Many insurance companies in the marketplace offer both term life insurance and whole life insurance. Before you start shopping for the best company, you want to have done some homework about your individual needs. Then you can begin to shop for the different brands to select one that offers the best options and the best rates too.
These companies have some of the largest market share in writing life insurance policies:
- Northwestern Mutual
- New York Life Insurance Company
- Lincoln Financial Group
- John Hancock
- State Farm
It makes sense to start your research with a company that writes many policies. As you research your insurance company, you want to make sure they have a firm financial standing. You want to know you are handing off your premiums to a company that will be able to pay the death benefits down the road. You also want to do a little homework on the insurance company’s customer service. Find an insurance agent who will help guide you through the process.
Types Of Term Life Insurance

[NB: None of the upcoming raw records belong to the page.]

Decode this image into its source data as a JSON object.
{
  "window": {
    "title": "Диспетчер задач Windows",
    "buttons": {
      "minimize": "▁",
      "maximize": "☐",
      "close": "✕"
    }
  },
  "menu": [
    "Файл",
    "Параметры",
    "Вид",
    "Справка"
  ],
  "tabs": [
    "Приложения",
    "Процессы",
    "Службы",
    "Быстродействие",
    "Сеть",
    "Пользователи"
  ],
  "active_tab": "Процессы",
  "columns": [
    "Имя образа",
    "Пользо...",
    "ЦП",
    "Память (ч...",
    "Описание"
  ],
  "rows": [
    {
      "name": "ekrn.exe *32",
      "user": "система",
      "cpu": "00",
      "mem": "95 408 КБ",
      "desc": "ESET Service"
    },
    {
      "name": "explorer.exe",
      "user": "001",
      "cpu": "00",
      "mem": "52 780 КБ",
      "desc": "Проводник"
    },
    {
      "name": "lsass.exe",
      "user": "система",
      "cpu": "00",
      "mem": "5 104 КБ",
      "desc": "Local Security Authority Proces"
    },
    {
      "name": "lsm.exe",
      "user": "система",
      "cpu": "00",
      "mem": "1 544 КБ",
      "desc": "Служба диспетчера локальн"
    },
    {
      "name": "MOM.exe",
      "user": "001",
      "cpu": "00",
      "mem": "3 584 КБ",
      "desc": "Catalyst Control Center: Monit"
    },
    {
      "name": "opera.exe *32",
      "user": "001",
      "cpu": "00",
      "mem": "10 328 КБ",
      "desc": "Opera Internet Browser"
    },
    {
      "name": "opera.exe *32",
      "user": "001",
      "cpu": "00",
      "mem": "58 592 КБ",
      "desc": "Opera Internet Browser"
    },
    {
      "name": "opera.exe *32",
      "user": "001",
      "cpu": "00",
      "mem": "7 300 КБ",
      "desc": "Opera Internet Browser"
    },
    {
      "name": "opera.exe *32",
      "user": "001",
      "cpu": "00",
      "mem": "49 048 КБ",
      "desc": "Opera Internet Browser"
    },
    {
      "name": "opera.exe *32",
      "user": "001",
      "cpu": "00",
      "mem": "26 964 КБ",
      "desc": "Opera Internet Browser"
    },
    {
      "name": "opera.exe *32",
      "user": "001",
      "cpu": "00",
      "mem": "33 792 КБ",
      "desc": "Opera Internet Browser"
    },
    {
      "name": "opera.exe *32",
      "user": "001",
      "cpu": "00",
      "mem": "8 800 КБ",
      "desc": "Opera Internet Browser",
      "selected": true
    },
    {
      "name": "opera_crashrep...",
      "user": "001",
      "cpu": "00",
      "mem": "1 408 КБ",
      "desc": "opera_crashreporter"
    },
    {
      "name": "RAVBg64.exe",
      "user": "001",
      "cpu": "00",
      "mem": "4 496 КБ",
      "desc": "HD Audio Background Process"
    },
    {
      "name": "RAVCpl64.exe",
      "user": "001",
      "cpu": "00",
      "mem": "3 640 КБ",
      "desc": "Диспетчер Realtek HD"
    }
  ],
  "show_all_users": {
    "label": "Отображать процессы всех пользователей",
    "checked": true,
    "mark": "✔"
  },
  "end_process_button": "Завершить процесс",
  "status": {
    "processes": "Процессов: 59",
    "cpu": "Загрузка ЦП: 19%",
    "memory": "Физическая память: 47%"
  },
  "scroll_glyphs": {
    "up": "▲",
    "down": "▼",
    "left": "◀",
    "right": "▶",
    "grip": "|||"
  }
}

You’ve already considered many of the facets of term life insurance. While generally, term life insurance is less complicated than whole life, there are a few types to consider.
Level-Premium Term Life Insurance
Level-premium term life is the most common type of term insurance. This simply means that the premium remains the same for the entire term of the coverage. If you die during the term of the insurance, the pre-established death benefits will be paid out. People like this option because it’s the most economical, and then you can plan and know what the premiums will be through the life term of the insurance.
Renewable Term Life
You probably already thought it, what happens if I’m still alive and my term insurance expires? Some term policies allow you to renew them when the term expires. Often people who opt for shorter times will pay more for the renewable option. If you anticipate wanting to renew, ask your insurer about this option upfront. They should be able to quote your rates. You should be prepared that your premium is likely to increase if you do a renewal.
Decreasing Term Life
Decreasing term life works as the name suggests. The death benefit drops over the term of the insurance. You might opt for this option when you know certain debts will be paid off during the policy’s life.
For example, maybe you only have 10 years left to pay off your mortgage. But you will still have kids in college for an additional ten years after you pay off the mortgage. You might opt for a decreasing benefit since your beneficiaries would need less once the mortgage is paid off.
Term life insurance is generally pretty straightforward. Yet, there are some policy options to consider. Some policies come with these options, while others would require you to have a rider added to your policy to take advantage of the features below. Again, have you wondered what happens if I outlive my term life insurance? Some policies allow for a rider called a return of premium. This means that if you outlive your term life insurance, your premiums can be returned to you. While this might sound lucrative, be prepared to pay more for the premiums.
Another option to consider asking about is the accelerated death benefits. The accelerated death benefits can be paid out if you become terminally ill and are expected to die within a short period. Often a percentage of the benefit is paid. The benefit to this rider is to cover some illness and end of life expenses.
Deciding On Term Life Insurance For Your Family
While nobody wants to imagine the end of their life, it can be comforting to know that if you are unable to care for your family, the death benefits from the life insurance you purchased will help care for them. Use this information to find the best term life insurance for you and your family.